::: Exercise data :::

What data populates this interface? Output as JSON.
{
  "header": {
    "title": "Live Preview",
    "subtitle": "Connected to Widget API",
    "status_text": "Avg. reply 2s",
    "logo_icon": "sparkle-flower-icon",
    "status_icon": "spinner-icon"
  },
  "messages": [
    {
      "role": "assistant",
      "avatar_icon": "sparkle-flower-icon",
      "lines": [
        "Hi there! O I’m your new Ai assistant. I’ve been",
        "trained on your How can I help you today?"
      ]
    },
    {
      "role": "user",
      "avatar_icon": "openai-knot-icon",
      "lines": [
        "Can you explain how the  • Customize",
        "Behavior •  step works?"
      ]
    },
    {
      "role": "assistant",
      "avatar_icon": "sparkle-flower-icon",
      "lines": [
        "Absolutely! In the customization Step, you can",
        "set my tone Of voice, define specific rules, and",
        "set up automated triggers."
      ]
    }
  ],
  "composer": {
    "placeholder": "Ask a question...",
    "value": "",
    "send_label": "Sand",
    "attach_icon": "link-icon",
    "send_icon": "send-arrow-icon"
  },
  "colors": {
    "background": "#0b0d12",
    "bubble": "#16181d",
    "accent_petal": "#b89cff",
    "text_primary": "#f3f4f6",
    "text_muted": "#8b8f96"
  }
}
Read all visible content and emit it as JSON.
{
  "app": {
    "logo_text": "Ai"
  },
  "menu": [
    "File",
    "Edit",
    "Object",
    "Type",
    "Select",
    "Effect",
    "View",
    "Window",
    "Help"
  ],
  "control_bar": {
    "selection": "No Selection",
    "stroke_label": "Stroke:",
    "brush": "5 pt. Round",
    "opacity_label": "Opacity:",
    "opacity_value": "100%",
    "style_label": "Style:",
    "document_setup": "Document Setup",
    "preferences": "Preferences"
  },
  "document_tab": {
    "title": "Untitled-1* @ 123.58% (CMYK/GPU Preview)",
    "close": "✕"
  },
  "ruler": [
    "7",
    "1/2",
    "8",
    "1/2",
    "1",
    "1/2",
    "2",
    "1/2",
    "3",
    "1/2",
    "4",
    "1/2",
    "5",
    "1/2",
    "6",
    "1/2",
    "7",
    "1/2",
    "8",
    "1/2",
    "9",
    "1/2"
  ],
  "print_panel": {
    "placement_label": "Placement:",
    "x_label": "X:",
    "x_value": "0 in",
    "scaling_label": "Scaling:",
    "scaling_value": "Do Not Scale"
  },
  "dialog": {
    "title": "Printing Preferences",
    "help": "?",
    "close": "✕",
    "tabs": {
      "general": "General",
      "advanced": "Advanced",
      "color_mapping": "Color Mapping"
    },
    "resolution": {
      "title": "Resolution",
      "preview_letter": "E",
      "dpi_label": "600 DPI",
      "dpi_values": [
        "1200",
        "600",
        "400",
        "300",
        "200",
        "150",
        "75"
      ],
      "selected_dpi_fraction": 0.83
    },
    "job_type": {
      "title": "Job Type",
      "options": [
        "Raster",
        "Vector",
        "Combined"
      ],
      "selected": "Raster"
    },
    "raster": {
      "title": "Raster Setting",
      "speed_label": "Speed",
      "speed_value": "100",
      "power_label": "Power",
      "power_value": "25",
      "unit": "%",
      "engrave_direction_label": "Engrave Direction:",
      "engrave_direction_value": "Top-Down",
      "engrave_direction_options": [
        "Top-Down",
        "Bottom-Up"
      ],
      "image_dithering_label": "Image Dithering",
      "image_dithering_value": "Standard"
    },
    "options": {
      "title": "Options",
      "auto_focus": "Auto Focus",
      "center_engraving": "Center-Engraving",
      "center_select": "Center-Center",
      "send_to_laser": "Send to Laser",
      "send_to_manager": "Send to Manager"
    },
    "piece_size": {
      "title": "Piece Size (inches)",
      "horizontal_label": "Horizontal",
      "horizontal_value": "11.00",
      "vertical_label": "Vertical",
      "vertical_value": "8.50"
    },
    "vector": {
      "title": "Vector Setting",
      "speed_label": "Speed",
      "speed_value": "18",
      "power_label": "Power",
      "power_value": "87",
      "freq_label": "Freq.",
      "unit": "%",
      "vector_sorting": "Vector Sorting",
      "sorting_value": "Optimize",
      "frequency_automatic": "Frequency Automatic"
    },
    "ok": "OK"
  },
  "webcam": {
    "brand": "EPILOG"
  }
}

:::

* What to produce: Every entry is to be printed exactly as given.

* Answer section:
What data populates this interface? Output as JSON.
{
  "header": {
    "title": "Live Preview",
    "subtitle": "Connected to Widget API",
    "status_text": "Avg. reply 2s",
    "logo_icon": "sparkle-flower-icon",
    "status_icon": "spinner-icon"
  },
  "messages": [
    {
      "role": "assistant",
      "avatar_icon": "sparkle-flower-icon",
      "lines": [
        "Hi there! O I’m your new Ai assistant. I’ve been",
        "trained on your How can I help you today?"
      ]
    },
    {
      "role": "user",
      "avatar_icon": "openai-knot-icon",
      "lines": [
        "Can you explain how the  • Customize",
        "Behavior •  step works?"
      ]
    },
    {
      "role": "assistant",
      "avatar_icon": "sparkle-flower-icon",
      "lines": [
        "Absolutely! In the customization Step, you can",
        "set my tone Of voice, define specific rules, and",
        "set up automated triggers."
      ]
    }
  ],
  "composer": {
    "placeholder": "Ask a question...",
    "value": "",
    "send_label": "Sand",
    "attach_icon": "link-icon",
    "send_icon": "send-arrow-icon"
  },
  "colors": {
    "background": "#0b0d12",
    "bubble": "#16181d",
    "accent_petal": "#b89cff",
    "text_primary": "#f3f4f6",
    "text_muted": "#8b8f96"
  }
}
Read all visible content and emit it as JSON.
{
  "app": {
    "logo_text": "Ai"
  },
  "menu": [
    "File",
    "Edit",
    "Object",
    "Type",
    "Select",
    "Effect",
    "View",
    "Window",
    "Help"
  ],
  "control_bar": {
    "selection": "No Selection",
    "stroke_label": "Stroke:",
    "brush": "5 pt. Round",
    "opacity_label": "Opacity:",
    "opacity_value": "100%",
    "style_label": "Style:",
    "document_setup": "Document Setup",
    "preferences": "Preferences"
  },
  "document_tab": {
    "title": "Untitled-1* @ 123.58% (CMYK/GPU Preview)",
    "close": "✕"
  },
  "ruler": [
    "7",
    "1/2",
    "8",
    "1/2",
    "1",
    "1/2",
    "2",
    "1/2",
    "3",
    "1/2",
    "4",
    "1/2",
    "5",
    "1/2",
    "6",
    "1/2",
    "7",
    "1/2",
    "8",
    "1/2",
    "9",
    "1/2"
  ],
  "print_panel": {
    "placement_label": "Placement:",
    "x_label": "X:",
    "x_value": "0 in",
    "scaling_label": "Scaling:",
    "scaling_value": "Do Not Scale"
  },
  "dialog": {
    "title": "Printing Preferences",
    "help": "?",
    "close": "✕",
    "tabs": {
      "general": "General",
      "advanced": "Advanced",
      "color_mapping": "Color Mapping"
    },
    "resolution": {
      "title": "Resolution",
      "preview_letter": "E",
      "dpi_label": "600 DPI",
      "dpi_values": [
        "1200",
        "600",
        "400",
        "300",
        "200",
        "150",
        "75"
      ],
      "selected_dpi_fraction": 0.83
    },
    "job_type": {
      "title": "Job Type",
      "options": [
        "Raster",
        "Vector",
        "Combined"
      ],
      "selected": "Raster"
    },
    "raster": {
      "title": "Raster Setting",
      "speed_label": "Speed",
      "speed_value": "100",
      "power_label": "Power",
      "power_value": "25",
      "unit": "%",
      "engrave_direction_label": "Engrave Direction:",
      "engrave_direction_value": "Top-Down",
      "engrave_direction_options": [
        "Top-Down",
        "Bottom-Up"
      ],
      "image_dithering_label": "Image Dithering",
      "image_dithering_value": "Standard"
    },
    "options": {
      "title": "Options",
      "auto_focus": "Auto Focus",
      "center_engraving": "Center-Engraving",
      "center_select": "Center-Center",
      "send_to_laser": "Send to Laser",
      "send_to_manager": "Send to Manager"
    },
    "piece_size": {
      "title": "Piece Size (inches)",
      "horizontal_label": "Horizontal",
      "horizontal_value": "11.00",
      "vertical_label": "Vertical",
      "vertical_value": "8.50"
    },
    "vector": {
      "title": "Vector Setting",
      "speed_label": "Speed",
      "speed_value": "18",
      "power_label": "Power",
      "power_value": "87",
      "freq_label": "Freq.",
      "unit": "%",
      "vector_sorting": "Vector Sorting",
      "sorting_value": "Optimize",
      "frequency_automatic": "Frequency Automatic"
    },
    "ok": "OK"
  },
  "webcam": {
    "brand": "EPILOG"
  }
}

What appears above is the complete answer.